English proper chants for the choir or cantor
Simple English Propers (Bartlett) PDF | recordings: in, of, co
Communion Antiphon Project (Motyka) PDF | mp3

Latin proper chants
PDF | recordings: in, gr, al, of, co

Coloring Pages for the O Antiphons

As someone who has a lot of younger siblings, I can appreciate these projects like this. Another great way to introduce kids to the liturgical year. Don’t forget that the O Antiphons for vespers begin this Wednesday, and go up until the 23rd!

Thanks to Michele Quigley for creating and sharing these great coloring sheets! You can download these here. And don’t forget, here is the schedule on when to use each one:

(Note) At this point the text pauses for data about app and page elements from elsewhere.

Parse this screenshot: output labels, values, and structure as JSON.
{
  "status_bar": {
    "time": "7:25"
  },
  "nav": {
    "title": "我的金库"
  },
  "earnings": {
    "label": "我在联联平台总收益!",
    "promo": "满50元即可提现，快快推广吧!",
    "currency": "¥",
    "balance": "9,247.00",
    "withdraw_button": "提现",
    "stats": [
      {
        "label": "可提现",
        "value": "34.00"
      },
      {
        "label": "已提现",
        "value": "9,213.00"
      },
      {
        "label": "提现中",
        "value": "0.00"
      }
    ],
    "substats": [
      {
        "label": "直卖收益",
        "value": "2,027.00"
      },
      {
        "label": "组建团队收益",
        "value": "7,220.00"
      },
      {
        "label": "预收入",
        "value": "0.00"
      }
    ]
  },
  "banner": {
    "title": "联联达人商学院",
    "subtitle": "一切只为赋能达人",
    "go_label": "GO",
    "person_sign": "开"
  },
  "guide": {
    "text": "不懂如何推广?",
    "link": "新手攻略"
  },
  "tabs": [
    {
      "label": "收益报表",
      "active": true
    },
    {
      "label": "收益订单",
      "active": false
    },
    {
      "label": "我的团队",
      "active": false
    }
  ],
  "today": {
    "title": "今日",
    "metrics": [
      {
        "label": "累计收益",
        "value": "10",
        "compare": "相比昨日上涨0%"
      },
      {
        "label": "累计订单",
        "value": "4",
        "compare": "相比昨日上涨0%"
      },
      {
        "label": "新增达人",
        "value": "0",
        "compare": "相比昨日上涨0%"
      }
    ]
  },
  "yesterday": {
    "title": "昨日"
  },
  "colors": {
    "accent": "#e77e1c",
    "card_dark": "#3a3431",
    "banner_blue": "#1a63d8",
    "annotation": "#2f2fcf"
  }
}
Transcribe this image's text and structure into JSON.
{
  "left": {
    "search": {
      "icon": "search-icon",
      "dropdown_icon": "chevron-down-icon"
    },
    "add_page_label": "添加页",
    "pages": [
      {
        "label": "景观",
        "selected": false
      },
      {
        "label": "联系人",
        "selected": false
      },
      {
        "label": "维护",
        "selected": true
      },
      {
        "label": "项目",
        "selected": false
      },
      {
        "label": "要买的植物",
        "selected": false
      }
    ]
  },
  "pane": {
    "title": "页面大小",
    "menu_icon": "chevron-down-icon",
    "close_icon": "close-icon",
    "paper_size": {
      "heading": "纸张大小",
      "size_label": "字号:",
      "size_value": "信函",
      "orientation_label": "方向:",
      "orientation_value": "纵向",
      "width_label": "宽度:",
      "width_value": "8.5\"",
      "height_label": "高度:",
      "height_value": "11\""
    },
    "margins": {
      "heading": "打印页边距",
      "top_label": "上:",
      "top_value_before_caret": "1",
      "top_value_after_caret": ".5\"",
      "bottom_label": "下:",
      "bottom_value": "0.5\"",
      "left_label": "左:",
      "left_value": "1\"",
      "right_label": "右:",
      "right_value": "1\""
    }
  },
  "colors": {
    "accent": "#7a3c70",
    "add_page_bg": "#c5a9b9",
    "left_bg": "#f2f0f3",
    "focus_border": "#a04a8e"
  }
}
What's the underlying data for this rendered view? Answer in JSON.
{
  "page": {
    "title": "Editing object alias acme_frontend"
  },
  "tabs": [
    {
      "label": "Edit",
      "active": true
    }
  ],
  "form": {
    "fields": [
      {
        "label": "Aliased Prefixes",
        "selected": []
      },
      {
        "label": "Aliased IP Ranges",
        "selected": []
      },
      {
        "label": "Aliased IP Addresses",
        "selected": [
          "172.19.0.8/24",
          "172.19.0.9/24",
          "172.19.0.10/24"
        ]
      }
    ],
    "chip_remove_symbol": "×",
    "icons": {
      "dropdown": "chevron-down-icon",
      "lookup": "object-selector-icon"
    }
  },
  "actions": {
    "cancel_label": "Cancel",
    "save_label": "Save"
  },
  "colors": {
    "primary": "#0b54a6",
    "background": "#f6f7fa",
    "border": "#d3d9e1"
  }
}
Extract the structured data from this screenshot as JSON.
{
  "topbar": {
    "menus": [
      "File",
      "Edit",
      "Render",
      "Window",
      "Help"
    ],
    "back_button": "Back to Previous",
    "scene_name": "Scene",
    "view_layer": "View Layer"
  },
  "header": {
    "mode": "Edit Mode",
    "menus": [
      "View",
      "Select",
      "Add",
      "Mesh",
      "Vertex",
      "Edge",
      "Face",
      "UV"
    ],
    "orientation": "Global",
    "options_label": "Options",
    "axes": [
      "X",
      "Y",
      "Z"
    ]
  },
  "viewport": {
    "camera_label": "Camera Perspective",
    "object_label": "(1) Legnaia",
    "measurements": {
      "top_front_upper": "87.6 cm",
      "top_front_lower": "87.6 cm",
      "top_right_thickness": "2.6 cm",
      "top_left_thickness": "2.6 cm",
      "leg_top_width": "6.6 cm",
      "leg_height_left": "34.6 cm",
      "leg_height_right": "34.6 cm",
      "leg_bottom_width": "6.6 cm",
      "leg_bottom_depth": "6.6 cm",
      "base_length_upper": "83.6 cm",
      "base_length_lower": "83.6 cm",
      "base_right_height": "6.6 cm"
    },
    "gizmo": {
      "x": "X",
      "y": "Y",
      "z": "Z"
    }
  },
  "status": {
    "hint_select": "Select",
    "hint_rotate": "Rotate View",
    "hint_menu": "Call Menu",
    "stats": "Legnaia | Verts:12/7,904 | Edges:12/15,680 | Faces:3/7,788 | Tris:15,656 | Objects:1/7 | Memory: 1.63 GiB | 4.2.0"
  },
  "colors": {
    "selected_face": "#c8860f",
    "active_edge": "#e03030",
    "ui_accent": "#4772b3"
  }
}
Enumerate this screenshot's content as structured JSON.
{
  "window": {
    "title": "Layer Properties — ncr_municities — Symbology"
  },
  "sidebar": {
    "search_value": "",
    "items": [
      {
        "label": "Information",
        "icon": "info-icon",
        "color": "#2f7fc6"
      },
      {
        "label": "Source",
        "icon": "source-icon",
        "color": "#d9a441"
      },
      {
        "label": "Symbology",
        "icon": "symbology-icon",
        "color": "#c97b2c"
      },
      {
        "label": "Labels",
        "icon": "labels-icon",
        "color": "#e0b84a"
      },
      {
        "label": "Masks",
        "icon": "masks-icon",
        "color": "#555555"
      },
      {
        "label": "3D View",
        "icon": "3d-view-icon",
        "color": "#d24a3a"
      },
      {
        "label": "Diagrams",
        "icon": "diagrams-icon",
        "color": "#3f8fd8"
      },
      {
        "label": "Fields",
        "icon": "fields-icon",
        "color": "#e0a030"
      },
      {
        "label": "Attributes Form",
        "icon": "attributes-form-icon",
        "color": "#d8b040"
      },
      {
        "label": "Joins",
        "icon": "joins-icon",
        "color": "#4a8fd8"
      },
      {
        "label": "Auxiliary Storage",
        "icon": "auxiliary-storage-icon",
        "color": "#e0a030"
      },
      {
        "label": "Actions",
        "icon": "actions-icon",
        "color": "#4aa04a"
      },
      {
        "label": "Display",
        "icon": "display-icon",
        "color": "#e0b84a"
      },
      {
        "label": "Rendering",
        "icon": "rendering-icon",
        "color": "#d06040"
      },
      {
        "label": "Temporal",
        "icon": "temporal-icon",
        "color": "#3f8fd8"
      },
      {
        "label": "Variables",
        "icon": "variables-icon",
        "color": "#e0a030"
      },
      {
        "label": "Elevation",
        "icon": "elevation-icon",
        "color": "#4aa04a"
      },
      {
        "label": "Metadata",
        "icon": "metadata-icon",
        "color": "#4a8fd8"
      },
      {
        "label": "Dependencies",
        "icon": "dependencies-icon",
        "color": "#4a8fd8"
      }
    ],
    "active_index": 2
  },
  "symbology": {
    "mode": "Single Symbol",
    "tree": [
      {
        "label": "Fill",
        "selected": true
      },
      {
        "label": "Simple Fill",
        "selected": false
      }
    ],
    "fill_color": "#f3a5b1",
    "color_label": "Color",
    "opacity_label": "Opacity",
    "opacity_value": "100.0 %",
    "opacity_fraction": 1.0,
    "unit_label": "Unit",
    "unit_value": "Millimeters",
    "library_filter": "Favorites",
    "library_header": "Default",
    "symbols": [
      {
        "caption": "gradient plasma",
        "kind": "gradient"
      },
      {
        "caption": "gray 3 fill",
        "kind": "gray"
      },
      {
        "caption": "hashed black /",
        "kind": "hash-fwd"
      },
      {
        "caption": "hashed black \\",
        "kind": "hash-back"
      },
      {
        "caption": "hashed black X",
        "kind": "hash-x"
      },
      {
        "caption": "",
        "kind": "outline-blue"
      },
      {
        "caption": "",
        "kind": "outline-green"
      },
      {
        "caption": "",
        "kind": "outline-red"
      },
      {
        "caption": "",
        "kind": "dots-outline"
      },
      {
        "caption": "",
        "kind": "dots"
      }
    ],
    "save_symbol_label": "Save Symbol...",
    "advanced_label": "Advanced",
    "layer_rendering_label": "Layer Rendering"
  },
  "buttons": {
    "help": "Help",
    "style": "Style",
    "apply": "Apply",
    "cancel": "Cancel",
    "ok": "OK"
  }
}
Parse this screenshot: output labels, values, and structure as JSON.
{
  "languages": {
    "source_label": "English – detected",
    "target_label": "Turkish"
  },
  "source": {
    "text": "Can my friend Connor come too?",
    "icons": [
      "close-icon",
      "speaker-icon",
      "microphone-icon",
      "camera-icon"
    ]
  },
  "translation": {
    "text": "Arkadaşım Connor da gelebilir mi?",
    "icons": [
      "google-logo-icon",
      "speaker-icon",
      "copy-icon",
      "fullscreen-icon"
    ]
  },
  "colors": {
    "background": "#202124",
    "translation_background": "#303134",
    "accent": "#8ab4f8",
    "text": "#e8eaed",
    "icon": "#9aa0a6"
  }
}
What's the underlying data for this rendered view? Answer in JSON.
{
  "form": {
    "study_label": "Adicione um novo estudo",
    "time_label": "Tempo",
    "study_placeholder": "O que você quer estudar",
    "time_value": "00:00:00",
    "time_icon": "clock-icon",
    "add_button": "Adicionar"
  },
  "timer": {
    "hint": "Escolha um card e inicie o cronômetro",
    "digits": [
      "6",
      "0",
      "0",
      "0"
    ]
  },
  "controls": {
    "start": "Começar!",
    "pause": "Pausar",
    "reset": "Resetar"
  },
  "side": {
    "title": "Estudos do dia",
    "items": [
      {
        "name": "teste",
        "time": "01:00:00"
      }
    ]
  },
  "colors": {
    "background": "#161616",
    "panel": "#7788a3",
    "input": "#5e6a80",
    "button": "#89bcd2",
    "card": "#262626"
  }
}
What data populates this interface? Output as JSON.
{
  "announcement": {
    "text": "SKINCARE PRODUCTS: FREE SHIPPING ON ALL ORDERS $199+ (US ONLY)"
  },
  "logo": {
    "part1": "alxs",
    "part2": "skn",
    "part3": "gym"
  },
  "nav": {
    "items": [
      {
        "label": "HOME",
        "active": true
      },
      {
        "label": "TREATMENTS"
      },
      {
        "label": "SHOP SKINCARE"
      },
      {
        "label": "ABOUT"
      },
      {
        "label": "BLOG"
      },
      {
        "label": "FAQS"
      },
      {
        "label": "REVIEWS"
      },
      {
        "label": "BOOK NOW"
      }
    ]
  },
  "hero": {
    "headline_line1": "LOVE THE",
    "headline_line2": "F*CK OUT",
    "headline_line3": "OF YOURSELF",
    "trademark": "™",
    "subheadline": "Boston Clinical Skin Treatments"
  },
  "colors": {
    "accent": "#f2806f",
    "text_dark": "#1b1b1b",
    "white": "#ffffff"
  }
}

December 17: O Sapientia (O Wisdom)
December 18: O Adonai (O Lord)
December 19: O Radix Jesse (O Root of Jesse)
December 20: O Clavis David (O Key of David)
December 21: O Oriens (O Dayspring)
December 22: O Rex Gentium (O King of the nations)
December 23: O Emmanuel (O With Us is God)

Why Chant is Fantastic

I recently came across this wonderful article on gregorian chant and it’s beauty and power in Catholic Exchange. With us being the Chant Café, how couldn’t I share it!

Gregorian chant inspires and instructs. It allows us to regain our strength, our clarity and our focus on what is truly important in life. In his letter read at the 100th anniversary of the Pontifical Institute of Sacred Music, Emeritus Pope Benedict spoke about the vital role Gregorian chant has played in Church history along with countering the argument that Chant is a thing of the past. Instead he praised Gregorian chant as being “of huge value to the great ecclesial heritage of universal sacred music,” and that “Mass must convey a sense of prayer, dignity and beauty.” The Second Vatican Council also noted that Gregorian chant should be given “pride of place” in liturgical music. Unfortunately, finding a church where chant is still sung is a daunting task.

Continue here!